I sat in Parque Colon watching the delightful mix of school children, tourists and taxi drivers as they floated past. It was almost noon and the sun seared the truth of the tropics into every one it hit. This was not a paradise. The Corona commercials were bullshit. They filmed those in some studio in Malibu. You could see the looks on the faces of the overweight couple who had come from Iowa for their vacation in the tropics. It was as if they said,
¨Lets get the hell out of here and freeze our asses off in Cedar Bluff.¨
The cruise ships had an arrangement with the local tour companies to feed them their passengers. Thus, the path from the cruise ship to the tours was made very easy. The tour took them through the Ciudad Colonial around the fort and back down Calle Conde to the cruise ship. This was a very defined path and, since I had been there since 9 I had seen many groups make the loop.
In Santo Domingo as the day wears on and the sun rages, the trash on the corner piles up. The dogs and Haitians come out from under the cars and begin to rummage through the garbage looking for the days meal. As the day turns to night, the trash increases in size and dimensions. By morning, when the next cruise ship has arrived and started to unload passengers, the trash has been picked up and taken outside the city away from the wallets of the tourists.

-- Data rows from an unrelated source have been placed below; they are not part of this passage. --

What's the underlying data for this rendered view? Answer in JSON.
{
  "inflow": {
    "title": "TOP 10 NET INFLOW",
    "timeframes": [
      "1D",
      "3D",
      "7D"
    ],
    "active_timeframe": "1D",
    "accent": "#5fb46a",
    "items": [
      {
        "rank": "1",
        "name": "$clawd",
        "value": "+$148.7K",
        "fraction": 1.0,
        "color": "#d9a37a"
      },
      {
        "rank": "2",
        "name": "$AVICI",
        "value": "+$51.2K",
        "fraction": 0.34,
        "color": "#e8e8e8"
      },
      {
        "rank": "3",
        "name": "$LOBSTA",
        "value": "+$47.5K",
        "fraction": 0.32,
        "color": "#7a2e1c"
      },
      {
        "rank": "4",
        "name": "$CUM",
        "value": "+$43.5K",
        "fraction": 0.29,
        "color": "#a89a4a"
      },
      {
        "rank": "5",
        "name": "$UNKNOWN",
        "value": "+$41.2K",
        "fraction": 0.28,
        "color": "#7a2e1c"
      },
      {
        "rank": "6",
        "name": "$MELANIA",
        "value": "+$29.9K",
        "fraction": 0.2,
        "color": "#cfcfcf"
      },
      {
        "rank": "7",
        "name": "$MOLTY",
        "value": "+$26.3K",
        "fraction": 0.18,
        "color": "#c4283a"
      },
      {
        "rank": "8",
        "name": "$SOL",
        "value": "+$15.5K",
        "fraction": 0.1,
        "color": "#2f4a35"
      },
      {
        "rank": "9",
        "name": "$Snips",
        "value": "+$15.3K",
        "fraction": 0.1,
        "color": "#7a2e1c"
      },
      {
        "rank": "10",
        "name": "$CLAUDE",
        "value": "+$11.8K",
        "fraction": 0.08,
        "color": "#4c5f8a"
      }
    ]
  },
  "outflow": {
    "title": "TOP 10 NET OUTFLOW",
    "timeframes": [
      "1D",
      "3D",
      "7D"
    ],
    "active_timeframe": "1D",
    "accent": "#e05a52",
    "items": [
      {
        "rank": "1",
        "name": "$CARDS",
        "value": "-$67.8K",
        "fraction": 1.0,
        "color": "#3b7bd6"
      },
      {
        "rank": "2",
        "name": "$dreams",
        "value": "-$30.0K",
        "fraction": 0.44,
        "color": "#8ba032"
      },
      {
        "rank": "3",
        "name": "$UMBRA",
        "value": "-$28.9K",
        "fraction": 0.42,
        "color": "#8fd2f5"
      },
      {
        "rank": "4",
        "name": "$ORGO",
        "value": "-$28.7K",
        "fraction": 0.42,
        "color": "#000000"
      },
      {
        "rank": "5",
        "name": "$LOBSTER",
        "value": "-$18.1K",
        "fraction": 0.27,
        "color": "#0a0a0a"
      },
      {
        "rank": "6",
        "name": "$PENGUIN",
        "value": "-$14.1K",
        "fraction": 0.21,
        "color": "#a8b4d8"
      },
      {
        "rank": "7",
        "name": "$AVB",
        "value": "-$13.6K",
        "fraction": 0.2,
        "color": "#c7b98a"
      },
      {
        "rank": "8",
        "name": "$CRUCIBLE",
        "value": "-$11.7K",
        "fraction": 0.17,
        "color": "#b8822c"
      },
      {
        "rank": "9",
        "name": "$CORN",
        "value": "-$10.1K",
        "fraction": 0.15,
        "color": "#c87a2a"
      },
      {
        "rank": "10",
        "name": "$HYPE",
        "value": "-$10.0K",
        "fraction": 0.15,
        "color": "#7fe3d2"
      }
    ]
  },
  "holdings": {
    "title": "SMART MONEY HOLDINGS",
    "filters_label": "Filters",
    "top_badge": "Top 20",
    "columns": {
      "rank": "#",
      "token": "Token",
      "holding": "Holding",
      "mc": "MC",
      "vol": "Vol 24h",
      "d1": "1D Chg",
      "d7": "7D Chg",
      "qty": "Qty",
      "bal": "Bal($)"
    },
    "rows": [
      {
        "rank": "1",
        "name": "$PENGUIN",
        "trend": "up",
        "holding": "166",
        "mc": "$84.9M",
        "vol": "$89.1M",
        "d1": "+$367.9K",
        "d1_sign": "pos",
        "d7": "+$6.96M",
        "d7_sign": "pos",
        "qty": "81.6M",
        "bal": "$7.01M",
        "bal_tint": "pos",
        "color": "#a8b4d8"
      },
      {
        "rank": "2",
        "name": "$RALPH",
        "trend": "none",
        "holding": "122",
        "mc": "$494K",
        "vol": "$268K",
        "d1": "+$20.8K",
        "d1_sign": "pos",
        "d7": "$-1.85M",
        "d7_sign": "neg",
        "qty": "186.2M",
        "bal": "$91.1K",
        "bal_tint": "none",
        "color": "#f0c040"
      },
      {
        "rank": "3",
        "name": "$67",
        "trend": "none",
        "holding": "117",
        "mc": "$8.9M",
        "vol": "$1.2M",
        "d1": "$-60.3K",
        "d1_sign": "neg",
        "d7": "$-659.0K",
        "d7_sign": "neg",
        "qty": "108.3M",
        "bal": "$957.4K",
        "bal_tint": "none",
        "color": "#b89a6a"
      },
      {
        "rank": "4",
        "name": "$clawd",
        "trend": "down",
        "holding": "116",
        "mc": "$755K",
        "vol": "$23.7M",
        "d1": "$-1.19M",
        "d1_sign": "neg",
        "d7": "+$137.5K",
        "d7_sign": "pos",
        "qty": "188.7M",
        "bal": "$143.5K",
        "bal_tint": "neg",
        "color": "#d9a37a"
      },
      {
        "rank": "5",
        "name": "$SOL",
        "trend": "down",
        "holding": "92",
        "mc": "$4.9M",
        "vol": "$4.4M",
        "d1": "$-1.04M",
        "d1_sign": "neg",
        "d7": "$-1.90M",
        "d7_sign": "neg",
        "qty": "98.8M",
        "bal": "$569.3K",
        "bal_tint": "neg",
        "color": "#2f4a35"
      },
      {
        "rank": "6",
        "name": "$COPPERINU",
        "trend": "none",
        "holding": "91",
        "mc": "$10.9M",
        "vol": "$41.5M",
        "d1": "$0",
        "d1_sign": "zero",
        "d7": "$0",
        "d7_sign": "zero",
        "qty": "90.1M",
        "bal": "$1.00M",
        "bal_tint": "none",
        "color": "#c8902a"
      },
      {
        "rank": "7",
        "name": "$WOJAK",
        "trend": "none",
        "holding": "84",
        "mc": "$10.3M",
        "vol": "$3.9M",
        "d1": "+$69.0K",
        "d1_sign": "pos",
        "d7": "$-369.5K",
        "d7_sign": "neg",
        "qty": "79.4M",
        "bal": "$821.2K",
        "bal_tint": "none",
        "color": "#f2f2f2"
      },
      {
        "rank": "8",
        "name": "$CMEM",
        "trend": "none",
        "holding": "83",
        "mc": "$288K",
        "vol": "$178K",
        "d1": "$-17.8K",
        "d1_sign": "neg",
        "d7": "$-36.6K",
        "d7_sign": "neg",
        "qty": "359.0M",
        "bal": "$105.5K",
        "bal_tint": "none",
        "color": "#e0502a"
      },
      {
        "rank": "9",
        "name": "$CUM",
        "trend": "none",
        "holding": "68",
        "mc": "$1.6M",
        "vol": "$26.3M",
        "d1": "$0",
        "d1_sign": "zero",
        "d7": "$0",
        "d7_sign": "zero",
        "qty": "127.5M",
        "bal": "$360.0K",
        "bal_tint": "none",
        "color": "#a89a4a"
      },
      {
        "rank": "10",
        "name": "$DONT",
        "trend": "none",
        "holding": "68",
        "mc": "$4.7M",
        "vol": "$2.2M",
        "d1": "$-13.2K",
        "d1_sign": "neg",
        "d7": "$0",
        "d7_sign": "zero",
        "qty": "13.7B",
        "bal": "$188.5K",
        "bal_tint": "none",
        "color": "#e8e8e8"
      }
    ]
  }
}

This was the way Santo Domingo worked. However on this day, the day I was sitting in the Parque Colon, the trash had not been picked up the night before. Tourists were herded along their usual path down the Calle Conde and across Calle de Catolica. By noon the dogs and Haitians had begun to emerge and begin their daily feast of rotting trash and garbage. I sat there as Joe and Mary from Lima, Ohio listened to their tour guide talk about the Spanish architechure while just yards away a Haitian and a dog fought over the rotten head of lettuce that lay on the corner under the garbage bags. This scene continued for the next several hours as tourist and scavenger alike got a glimpse of Santo Domingo. And I sat there and watched as the sun faded, and the children went home and the taxi drivers left. But those who remained were the men and women forgotten by the Lonely Planet, unmentioned by the tours and left to fight tooth and nail to survive. I left the Parque and walked home leaving behind me a city of contrasts marked by the tableaux of poverty and indifference.
This log has been kept by crew and captain over the past several months. Pictures and wonderful essays have kept many friends and strangers informed about the adventures of Sea Scout. I have been in the islands about a month now and with Geert and Sea Scout for 3 weeks. My time aboard has been exceptionally enjoyable and the people I have met along the way have been incredibly friendly and nice.
I wrote these stories because I wanted to do something different than what had previously occupied space on this log. I hope I have not attempted something outside of my skills as an observer, writer or crewmember. Additionally I want to stress that these stories, while non-fiction, represent just a fraction of Santo Domingo. Its beauty and its people are first-class and I would not have been so moved by what I have seen if it werent so.
That said, I hope these stories offer a unique insight into Santo Domingo and more importantly into the type of adventures Sea Scout was built for. We have a long way to go and unfortunately our next destination is more destitute and poverty-stricken. I hope to find another unique way to contribute to the log of the sea scout after we have visited Haiti.